Conclusion

  1. Top of page
  2. Abstract
  3. Patients and methods
  4. Results
  5. Discussion
  6. Conclusion
  7. Conflict of interest
  8. Acknowledgments
  9. References

The management of patients with suspected drug reactions should aim to avoid subsequent adverse reactions and provide safe alternative drugs. For that purpose, immuno-allergic investigations are useful. A negative RCH does not guarantee future tolerance of the drug, as 9.1% of our negative RCH and 9.1% of our patients had a relapse of their CADR, but that was nonsevere. A 1-day RCH could be completed followed by a 5-day long re-administration of the drug to confirm tolerance of the molecule.

We emphasize that patients and physicians need adequate documentation regarding drugs that must be avoided and those that are well tolerated.
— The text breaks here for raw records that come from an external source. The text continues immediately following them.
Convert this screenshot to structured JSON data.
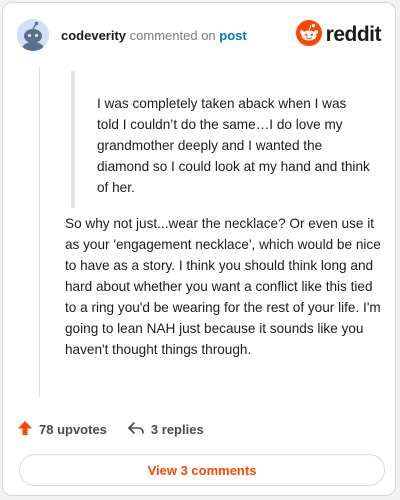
{
  "header": {
    "username": "codeverity",
    "commented_on": "commented on",
    "post_link": "post",
    "brand_name": "reddit"
  },
  "comment": {
    "quote": "I was completely taken aback when I was told I couldn’t do the same…I do love my grandmother deeply and I wanted the diamond so I could look at my hand and think of her.",
    "body": "So why not just...wear the necklace? Or even use it as your 'engagement necklace', which would be nice to have as a story. I think you should think long and hard about whether you want a conflict like this tied to a ring you'd be wearing for the rest of your life. I'm going to lean NAH just because it sounds like you haven't thought things through."
  },
  "actions": {
    "upvotes": "78 upvotes",
    "replies": "3 replies"
  },
  "footer": {
    "view_comments": "View 3 comments"
  },
  "icons": {
    "avatar": "reddit-snoo-avatar-icon",
    "brand": "reddit-logo-icon",
    "upvote": "upvote-arrow-icon",
    "reply": "reply-arrow-icon"
  },
  "colors": {
    "accent": "#ff4500",
    "link": "#0079d3",
    "avatar_bg": "#cfe0f7"
  }
}
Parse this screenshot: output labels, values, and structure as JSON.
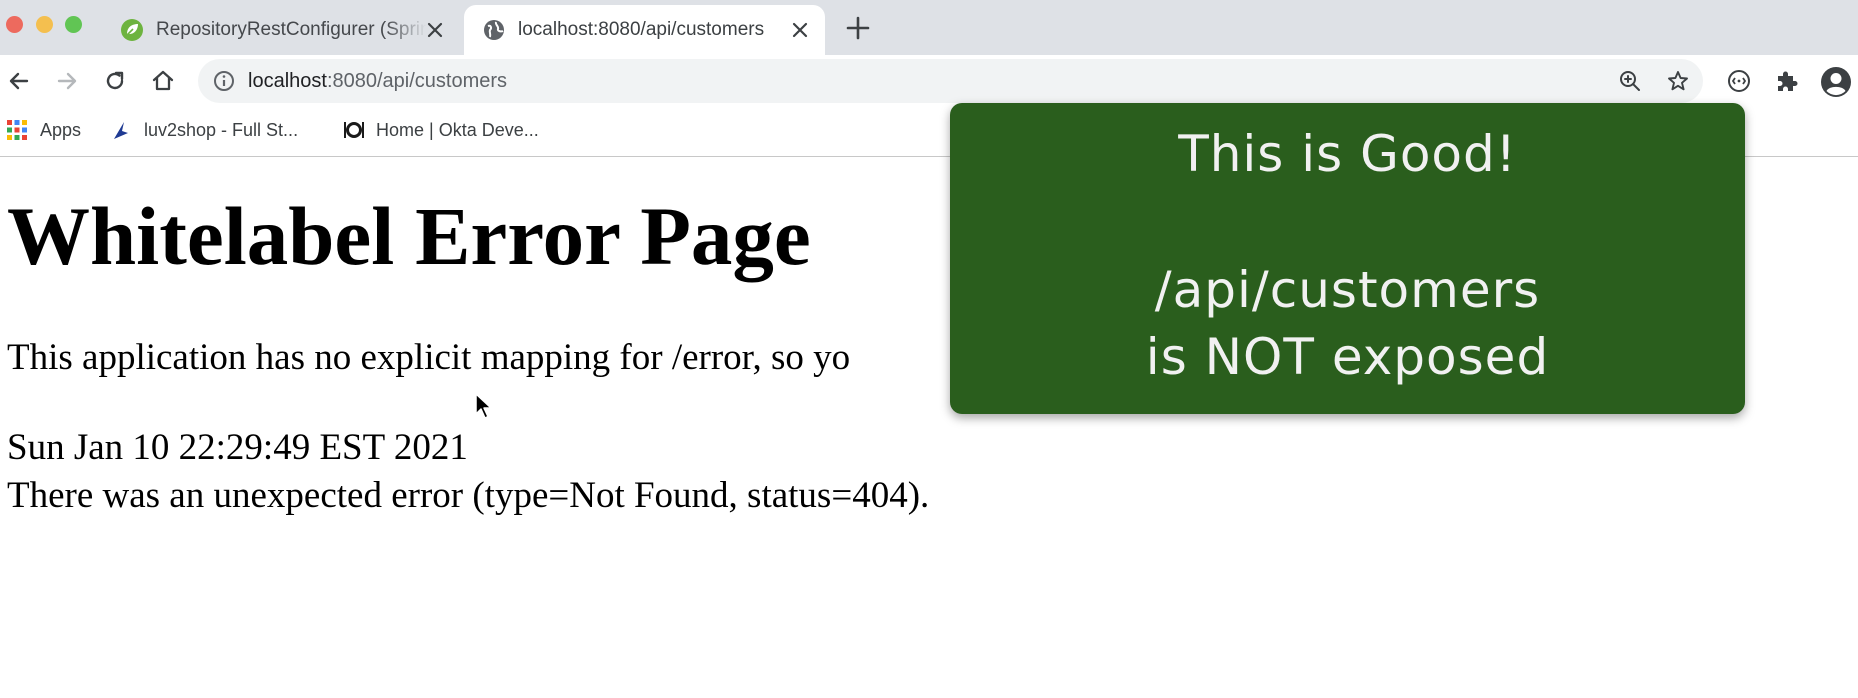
{
  "browser": {
    "tabs": [
      {
        "title": "RepositoryRestConfigurer (Spring",
        "icon": "spring-leaf-icon",
        "active": false
      },
      {
        "title": "localhost:8080/api/customers",
        "icon": "globe-icon",
        "active": true
      }
    ],
    "address_bar": {
      "host": "localhost",
      "path": ":8080/api/customers"
    },
    "bookmarks": [
      {
        "label": "Apps",
        "icon": "apps-grid-icon"
      },
      {
        "label": "luv2shop - Full St...",
        "icon": "luv2shop-icon"
      },
      {
        "label": "Home | Okta Deve...",
        "icon": "okta-icon"
      }
    ]
  },
  "page": {
    "heading": "Whitelabel Error Page",
    "message": "This application has no explicit mapping for /error, so yo",
    "timestamp": "Sun Jan 10 22:29:49 EST 2021",
    "error": "There was an unexpected error (type=Not Found, status=404)."
  },
  "callout": {
    "title": "This is Good!",
    "line1": "/api/customers",
    "line2": "is NOT exposed",
    "background": "#2a5e1d"
  }
}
In addition, patients and physicians require education to permit the subsequent re-intake of drugs, which were well tolerated in almost 91% of cases with a history of CADR, and who without these immuno-allergic investigations would possibly not take many classes of drugs, useful for them.

Acknowledgments

  1. Top of page
  2. Abstract
  3. Patients and methods
  4. Results
  5. Discussion
  6. Conclusion
  7. Conflict of interest
  8. Acknowledgments
  9. References

This study was sustained by funds of regional research of the University Hospital of Nancy (039746).

References

  1. Top of page
  2. Abstract
  3. Patients and methods
  4. Results
  5. Discussion
  6. Conclusion
  7. Conflict of interest
  8. Acknowledgments
  9. References